■ Required action
Answer with the number of lines in the listing below that contain the word "name", and nothing else.

■ Listed entries
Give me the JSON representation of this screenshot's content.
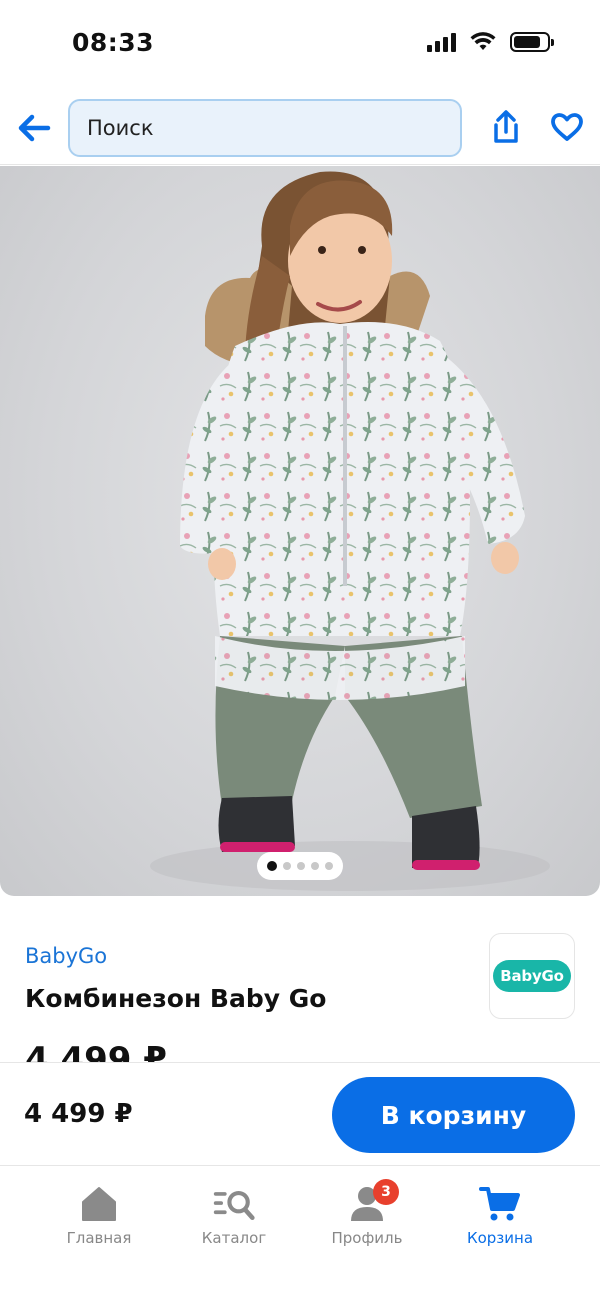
{
  "status_bar": {
    "time": "08:33",
    "battery_level": 0.8
  },
  "header": {
    "back_icon": "arrow-left-icon",
    "search_placeholder": "Поиск",
    "share_icon": "share-icon",
    "favorite_icon": "heart-icon"
  },
  "gallery": {
    "total_images": 5,
    "current_index": 1
  },
  "product": {
    "brand": "BabyGo",
    "title": "Комбинезон Baby Go",
    "price": "4 499 ₽",
    "brand_logo_text": "BabyGo"
  },
  "buy_bar": {
    "price": "4 499 ₽",
    "cart_button_label": "В корзину"
  },
  "tab_bar": {
    "items": [
      {
        "label": "Главная",
        "icon": "home-icon"
      },
      {
        "label": "Каталог",
        "icon": "catalog-search-icon"
      },
      {
        "label": "Профиль",
        "icon": "profile-icon",
        "badge": "3"
      },
      {
        "label": "Корзина",
        "icon": "cart-icon",
        "active": true
      }
    ]
  },
  "colors": {
    "accent": "#0a6ee6",
    "badge": "#e8402d",
    "logo": "#19b6a8",
    "search_bg": "#e9f2fb"
  }
}
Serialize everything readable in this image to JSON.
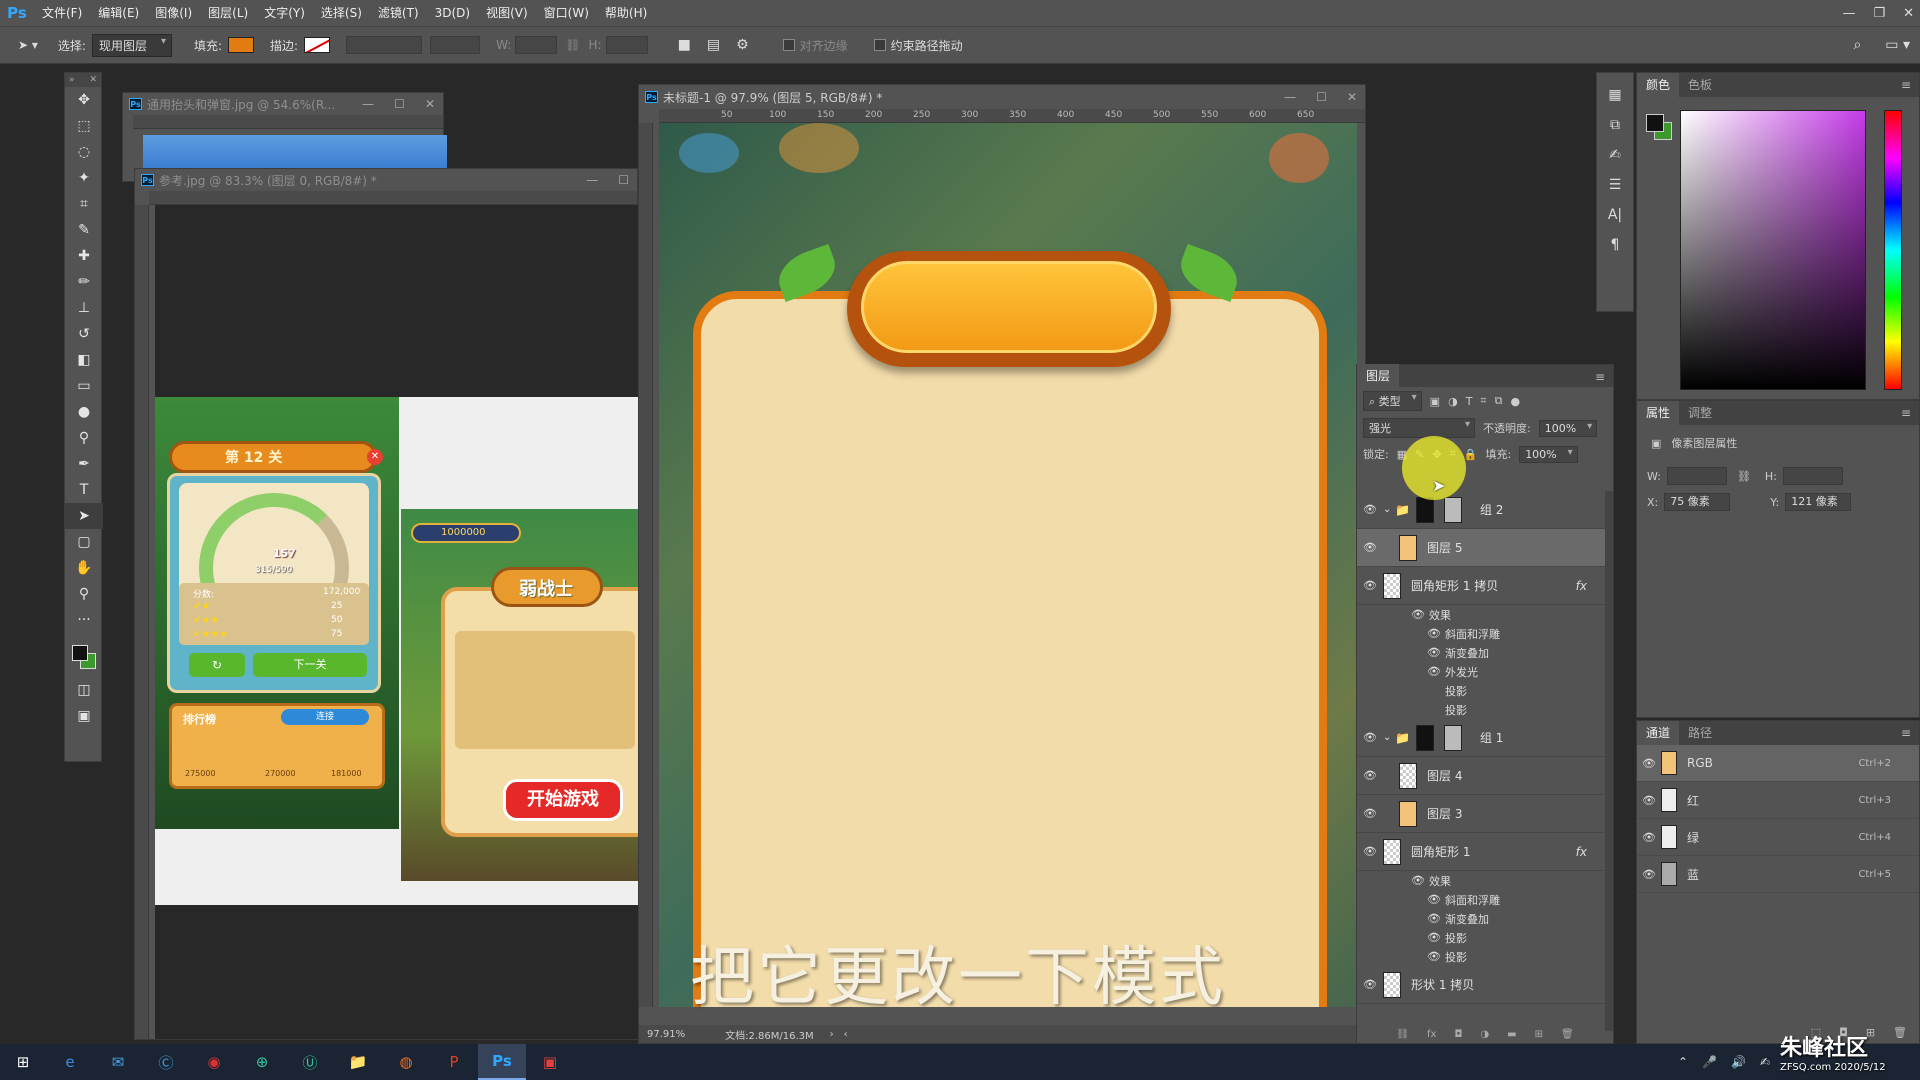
{
  "menu": {
    "logo": "Ps",
    "items": [
      "文件(F)",
      "编辑(E)",
      "图像(I)",
      "图层(L)",
      "文字(Y)",
      "选择(S)",
      "滤镜(T)",
      "3D(D)",
      "视图(V)",
      "窗口(W)",
      "帮助(H)"
    ]
  },
  "options": {
    "select_label": "选择:",
    "select_value": "现用图层",
    "fill_label": "填充:",
    "stroke_label": "描边:",
    "w_label": "W:",
    "h_label": "H:",
    "align_edges": "对齐边缘",
    "constrain_path": "约束路径拖动",
    "fill_color": "#e27b12"
  },
  "docs": {
    "doc1_title": "通用抬头和弹窗.jpg @ 54.6%(R...",
    "doc2_title": "参考.jpg @ 83.3% (图层 0, RGB/8#) *",
    "doc3_title": "未标题-1 @ 97.9% (图层 5, RGB/8#) *",
    "doc3_zoom": "97.91%",
    "doc3_status": "文档:2.86M/16.3M"
  },
  "reference": {
    "level_title": "第 12 关",
    "gauge_value": "157",
    "gauge_fraction": "315/590",
    "score_label": "分数:",
    "score_value": "172,000",
    "star_rows": [
      "25",
      "50",
      "75"
    ],
    "next_button": "下一关",
    "rank_title": "排行榜",
    "connect_label": "连接",
    "rank_scores": [
      "275000",
      "270000",
      "181000"
    ],
    "coin_value": "1000000",
    "popup_title": "弱战士",
    "start_button": "开始游戏"
  },
  "color_panel": {
    "tabs": [
      "颜色",
      "色板"
    ]
  },
  "properties": {
    "tabs": [
      "属性",
      "调整"
    ],
    "kind": "像素图层属性",
    "w_label": "W:",
    "h_label": "H:",
    "x_label": "X:",
    "x_value": "75 像素",
    "y_label": "Y:",
    "y_value": "121 像素"
  },
  "channels": {
    "tabs": [
      "通道",
      "路径"
    ],
    "rows": [
      {
        "name": "RGB",
        "shortcut": "Ctrl+2"
      },
      {
        "name": "红",
        "shortcut": "Ctrl+3"
      },
      {
        "name": "绿",
        "shortcut": "Ctrl+4"
      },
      {
        "name": "蓝",
        "shortcut": "Ctrl+5"
      }
    ]
  },
  "layers": {
    "title": "图层",
    "filter_kind": "类型",
    "blend_mode": "强光",
    "opacity_label": "不透明度:",
    "opacity_value": "100%",
    "lock_label": "锁定:",
    "fill_label": "填充:",
    "fill_value": "100%",
    "fx_label": "fx",
    "rows": {
      "group2": "组 2",
      "layer5": "图层 5",
      "rect_copy": "圆角矩形 1 拷贝",
      "effects1": "效果",
      "e1_bevel": "斜面和浮雕",
      "e1_grad": "渐变叠加",
      "e1_outer": "外发光",
      "e1_shadow1": "投影",
      "e1_shadow2": "投影",
      "group1": "组 1",
      "layer4": "图层 4",
      "layer3": "图层 3",
      "rect1": "圆角矩形 1",
      "effects2": "效果",
      "e2_bevel": "斜面和浮雕",
      "e2_grad": "渐变叠加",
      "e2_shadow1": "投影",
      "e2_shadow2": "投影",
      "shape_copy": "形状 1 拷贝"
    }
  },
  "subtitle": "把它更改一下模式",
  "watermark": {
    "name": "朱峰社区",
    "url": "ZFSQ.com",
    "date": "2020/5/12"
  }
}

■ Answer space
5